Gather all lines in the data that hold the string "icon".

Interface dataset entries
☆ ☆ ☆ ☆ ☆ ☆ ☆
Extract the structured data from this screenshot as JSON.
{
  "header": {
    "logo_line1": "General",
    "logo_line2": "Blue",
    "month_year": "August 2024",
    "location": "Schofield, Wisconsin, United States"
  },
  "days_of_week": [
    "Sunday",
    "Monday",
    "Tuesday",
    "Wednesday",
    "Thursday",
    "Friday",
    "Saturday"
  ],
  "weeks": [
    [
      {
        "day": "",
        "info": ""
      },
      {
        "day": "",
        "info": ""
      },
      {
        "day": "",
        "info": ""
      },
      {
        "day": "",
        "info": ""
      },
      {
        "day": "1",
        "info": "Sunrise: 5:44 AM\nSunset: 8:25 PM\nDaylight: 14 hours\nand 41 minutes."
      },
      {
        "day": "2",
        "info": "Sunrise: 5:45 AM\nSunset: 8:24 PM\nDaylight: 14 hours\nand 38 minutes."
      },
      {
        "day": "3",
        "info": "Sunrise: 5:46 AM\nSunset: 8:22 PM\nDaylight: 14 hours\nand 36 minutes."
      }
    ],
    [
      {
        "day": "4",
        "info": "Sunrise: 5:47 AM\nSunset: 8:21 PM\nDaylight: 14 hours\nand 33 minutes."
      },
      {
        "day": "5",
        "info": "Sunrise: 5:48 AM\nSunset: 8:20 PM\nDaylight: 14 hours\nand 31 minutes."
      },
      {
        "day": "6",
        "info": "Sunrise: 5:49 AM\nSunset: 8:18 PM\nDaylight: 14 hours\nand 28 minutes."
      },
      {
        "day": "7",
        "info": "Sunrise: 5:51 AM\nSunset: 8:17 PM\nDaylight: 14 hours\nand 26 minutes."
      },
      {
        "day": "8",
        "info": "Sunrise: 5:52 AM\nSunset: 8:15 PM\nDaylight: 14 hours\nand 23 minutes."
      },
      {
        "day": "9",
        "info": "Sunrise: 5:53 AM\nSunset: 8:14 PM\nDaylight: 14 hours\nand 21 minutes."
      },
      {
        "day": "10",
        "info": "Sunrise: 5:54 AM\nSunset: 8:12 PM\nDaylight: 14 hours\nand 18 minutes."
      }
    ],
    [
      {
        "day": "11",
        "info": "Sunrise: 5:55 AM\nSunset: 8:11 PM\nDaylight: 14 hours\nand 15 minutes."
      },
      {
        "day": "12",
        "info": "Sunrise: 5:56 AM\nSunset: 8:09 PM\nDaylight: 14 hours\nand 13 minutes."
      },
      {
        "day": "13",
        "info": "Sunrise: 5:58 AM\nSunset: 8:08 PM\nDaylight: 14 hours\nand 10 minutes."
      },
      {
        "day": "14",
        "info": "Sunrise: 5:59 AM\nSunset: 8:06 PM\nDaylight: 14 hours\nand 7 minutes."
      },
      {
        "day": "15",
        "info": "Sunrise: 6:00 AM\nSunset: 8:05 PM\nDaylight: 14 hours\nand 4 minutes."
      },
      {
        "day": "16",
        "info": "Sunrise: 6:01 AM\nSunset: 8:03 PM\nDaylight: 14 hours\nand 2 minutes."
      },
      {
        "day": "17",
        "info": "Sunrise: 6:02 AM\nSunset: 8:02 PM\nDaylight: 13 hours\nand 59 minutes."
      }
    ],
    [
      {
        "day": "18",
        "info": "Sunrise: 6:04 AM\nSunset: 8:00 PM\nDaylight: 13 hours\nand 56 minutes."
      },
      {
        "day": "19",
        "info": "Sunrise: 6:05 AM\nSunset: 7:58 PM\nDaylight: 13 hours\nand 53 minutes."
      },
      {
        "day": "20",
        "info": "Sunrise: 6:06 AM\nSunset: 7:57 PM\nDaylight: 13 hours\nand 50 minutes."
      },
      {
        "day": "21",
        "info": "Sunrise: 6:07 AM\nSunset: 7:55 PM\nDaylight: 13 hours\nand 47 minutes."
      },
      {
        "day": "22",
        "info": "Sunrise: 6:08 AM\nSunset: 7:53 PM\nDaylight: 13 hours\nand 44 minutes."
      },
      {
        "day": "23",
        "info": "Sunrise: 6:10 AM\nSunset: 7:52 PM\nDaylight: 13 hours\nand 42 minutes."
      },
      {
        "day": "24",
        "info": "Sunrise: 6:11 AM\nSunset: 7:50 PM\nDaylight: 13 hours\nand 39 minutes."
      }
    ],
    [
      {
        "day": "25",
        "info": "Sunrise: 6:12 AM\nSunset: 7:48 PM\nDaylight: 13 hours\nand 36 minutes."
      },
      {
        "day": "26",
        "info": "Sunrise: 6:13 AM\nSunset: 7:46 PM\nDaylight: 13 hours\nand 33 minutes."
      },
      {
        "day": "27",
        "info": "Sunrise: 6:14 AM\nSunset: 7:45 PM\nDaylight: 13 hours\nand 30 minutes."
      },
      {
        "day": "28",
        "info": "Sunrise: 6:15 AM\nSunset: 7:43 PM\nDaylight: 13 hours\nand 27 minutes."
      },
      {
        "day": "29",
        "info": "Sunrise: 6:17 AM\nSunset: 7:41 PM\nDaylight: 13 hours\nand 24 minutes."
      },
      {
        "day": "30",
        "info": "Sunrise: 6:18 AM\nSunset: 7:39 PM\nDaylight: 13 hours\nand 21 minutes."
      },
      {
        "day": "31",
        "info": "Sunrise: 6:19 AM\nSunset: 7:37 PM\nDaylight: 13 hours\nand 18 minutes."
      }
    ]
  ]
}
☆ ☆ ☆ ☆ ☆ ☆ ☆
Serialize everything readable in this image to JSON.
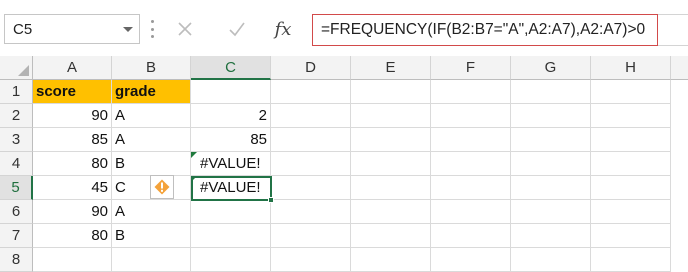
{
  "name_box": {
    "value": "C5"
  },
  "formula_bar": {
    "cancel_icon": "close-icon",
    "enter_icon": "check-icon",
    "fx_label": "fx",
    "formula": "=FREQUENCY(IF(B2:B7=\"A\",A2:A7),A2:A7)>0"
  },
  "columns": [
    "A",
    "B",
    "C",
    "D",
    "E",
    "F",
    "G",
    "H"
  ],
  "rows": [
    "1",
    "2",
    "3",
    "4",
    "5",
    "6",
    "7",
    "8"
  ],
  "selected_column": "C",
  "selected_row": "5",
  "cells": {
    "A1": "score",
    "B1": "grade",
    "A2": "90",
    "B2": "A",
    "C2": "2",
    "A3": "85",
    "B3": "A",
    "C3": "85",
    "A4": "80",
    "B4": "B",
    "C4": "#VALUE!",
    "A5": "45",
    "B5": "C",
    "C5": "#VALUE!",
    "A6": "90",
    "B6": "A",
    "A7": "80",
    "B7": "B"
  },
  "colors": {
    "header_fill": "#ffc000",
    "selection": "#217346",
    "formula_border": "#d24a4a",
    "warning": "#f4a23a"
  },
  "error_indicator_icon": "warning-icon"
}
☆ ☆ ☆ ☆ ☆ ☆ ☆
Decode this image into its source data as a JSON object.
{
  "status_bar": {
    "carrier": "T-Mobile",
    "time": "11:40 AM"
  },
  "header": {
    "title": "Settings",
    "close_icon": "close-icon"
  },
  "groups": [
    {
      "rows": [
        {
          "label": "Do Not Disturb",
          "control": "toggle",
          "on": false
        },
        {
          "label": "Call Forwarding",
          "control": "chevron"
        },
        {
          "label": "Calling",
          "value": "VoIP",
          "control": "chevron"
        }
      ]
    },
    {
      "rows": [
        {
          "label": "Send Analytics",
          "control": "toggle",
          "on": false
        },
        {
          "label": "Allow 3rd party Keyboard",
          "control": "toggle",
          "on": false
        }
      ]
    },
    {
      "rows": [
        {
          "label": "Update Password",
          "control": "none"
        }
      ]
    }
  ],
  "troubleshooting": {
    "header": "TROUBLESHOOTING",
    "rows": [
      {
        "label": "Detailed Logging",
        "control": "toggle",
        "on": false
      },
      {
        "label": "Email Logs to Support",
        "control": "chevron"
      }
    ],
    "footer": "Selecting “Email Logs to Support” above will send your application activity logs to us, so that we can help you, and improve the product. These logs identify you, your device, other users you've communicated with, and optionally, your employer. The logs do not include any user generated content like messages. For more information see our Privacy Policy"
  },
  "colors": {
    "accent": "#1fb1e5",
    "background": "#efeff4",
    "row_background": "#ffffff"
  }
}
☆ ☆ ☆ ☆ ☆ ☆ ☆
**Exercise result:**
    "cancel_icon": "close-icon",
    "enter_icon": "check-icon",
  "error_indicator_icon": "warning-icon"
    "close_icon": "close-icon"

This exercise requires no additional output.